**** Extracted records ****

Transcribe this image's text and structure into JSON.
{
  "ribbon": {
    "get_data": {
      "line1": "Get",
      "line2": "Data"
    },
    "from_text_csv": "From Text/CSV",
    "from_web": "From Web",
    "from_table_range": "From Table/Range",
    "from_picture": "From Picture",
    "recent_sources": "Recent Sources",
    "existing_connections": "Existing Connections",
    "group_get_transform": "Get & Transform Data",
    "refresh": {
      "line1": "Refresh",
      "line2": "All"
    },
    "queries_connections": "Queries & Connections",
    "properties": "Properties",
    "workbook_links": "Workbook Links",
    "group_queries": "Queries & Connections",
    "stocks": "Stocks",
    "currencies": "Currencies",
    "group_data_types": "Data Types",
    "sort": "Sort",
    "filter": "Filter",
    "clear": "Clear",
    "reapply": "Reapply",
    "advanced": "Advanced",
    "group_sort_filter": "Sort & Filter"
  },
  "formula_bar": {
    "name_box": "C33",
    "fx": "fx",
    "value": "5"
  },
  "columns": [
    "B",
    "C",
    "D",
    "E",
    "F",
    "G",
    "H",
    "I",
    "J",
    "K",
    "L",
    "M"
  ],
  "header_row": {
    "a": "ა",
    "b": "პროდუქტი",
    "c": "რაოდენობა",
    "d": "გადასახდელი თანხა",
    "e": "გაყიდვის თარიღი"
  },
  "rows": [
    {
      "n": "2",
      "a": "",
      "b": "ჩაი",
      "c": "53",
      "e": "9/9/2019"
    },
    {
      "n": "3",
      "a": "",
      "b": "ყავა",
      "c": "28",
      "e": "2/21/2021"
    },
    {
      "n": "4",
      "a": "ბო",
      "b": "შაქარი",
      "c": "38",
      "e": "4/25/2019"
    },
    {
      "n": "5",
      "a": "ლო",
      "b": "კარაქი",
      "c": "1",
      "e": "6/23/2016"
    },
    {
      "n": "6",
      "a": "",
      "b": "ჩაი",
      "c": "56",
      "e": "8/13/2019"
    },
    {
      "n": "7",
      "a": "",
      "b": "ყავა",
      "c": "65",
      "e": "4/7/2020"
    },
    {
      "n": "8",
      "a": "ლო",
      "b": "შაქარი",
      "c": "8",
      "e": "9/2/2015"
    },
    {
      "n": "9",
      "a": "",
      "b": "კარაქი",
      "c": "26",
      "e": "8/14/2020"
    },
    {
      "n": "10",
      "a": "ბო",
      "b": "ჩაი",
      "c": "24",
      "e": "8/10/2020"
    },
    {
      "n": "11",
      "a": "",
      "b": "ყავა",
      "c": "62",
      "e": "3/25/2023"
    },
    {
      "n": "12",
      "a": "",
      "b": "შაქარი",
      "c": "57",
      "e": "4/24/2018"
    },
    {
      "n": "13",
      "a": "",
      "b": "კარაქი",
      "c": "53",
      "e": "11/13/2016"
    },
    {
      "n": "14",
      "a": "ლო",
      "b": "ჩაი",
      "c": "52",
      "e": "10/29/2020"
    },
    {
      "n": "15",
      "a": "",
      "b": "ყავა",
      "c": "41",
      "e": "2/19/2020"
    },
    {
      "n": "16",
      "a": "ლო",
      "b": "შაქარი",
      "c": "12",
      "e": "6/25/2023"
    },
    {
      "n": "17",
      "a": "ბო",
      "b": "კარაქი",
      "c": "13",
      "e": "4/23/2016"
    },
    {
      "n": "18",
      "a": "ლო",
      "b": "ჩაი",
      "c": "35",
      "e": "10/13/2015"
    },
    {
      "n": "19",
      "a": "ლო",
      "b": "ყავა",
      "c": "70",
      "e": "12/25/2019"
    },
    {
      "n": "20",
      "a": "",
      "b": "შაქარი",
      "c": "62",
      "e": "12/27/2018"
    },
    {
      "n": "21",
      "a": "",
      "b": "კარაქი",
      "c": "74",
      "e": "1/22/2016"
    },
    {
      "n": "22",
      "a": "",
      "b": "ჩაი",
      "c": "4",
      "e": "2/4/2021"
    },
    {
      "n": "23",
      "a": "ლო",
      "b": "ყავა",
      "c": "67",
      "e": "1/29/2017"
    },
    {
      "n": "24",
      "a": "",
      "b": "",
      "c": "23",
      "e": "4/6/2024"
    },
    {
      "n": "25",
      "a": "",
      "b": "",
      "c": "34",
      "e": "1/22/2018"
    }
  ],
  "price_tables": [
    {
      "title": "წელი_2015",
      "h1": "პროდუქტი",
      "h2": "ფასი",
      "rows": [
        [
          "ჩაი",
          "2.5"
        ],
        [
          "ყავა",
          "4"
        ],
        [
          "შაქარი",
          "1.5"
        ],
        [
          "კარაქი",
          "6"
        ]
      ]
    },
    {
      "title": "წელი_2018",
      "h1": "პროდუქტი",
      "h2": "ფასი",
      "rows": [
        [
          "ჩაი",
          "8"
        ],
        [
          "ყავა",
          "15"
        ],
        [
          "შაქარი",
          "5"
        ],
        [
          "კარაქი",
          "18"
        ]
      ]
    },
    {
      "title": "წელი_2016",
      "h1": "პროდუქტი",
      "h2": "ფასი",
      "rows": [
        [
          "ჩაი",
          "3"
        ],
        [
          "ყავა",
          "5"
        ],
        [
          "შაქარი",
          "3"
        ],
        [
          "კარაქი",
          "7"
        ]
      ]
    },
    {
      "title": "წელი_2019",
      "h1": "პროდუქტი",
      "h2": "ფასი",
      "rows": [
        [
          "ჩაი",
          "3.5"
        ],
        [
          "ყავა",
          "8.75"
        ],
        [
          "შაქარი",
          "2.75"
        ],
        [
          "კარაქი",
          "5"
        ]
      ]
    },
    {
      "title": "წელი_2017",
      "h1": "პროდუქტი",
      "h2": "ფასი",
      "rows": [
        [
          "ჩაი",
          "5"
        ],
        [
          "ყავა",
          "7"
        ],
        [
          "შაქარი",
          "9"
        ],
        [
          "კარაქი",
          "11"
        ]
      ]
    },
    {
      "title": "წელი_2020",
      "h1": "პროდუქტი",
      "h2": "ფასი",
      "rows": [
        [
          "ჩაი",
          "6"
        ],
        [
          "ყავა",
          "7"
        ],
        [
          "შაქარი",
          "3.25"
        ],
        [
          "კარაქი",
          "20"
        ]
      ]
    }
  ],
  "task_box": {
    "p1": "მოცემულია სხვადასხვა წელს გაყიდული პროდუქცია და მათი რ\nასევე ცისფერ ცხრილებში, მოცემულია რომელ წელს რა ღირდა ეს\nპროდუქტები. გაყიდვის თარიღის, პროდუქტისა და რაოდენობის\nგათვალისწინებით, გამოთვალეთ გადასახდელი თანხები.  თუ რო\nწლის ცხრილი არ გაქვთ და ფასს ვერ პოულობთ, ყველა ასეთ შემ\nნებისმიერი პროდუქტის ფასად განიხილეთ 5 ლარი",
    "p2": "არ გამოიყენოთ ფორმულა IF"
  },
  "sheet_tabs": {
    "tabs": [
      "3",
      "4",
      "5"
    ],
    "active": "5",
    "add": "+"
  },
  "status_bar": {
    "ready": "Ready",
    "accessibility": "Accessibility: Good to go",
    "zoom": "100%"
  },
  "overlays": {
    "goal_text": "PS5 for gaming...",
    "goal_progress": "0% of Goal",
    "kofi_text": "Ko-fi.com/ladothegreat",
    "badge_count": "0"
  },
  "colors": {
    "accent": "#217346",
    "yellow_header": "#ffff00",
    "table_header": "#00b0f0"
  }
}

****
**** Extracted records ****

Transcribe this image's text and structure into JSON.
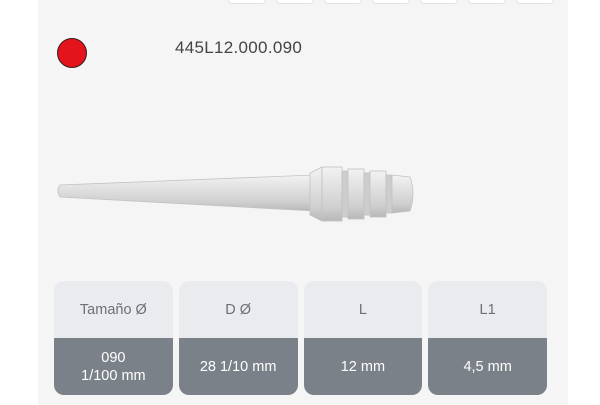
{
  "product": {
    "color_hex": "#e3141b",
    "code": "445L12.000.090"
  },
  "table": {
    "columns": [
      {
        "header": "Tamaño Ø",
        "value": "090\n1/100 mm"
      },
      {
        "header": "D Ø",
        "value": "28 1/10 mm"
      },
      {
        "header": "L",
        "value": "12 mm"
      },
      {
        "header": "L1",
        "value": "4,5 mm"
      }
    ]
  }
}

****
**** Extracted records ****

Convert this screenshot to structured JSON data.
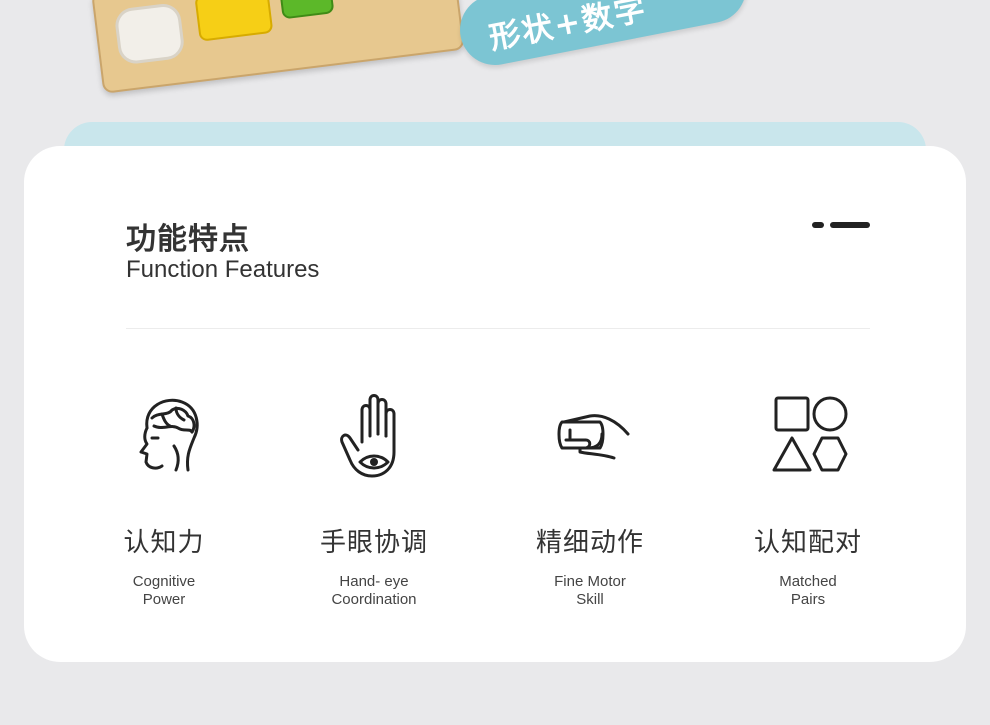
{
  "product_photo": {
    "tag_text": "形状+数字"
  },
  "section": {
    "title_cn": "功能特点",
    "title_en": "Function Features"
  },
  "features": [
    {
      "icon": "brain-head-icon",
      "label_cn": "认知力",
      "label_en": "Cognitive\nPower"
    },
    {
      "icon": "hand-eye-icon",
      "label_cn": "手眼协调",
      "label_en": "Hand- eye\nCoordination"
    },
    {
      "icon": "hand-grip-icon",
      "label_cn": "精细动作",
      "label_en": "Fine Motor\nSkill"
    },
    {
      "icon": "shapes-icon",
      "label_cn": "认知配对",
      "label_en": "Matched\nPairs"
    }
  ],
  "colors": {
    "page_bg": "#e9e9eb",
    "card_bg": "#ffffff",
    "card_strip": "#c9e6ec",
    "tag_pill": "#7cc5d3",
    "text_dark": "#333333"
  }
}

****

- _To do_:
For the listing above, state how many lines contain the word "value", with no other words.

- _Solution for this problem_:
5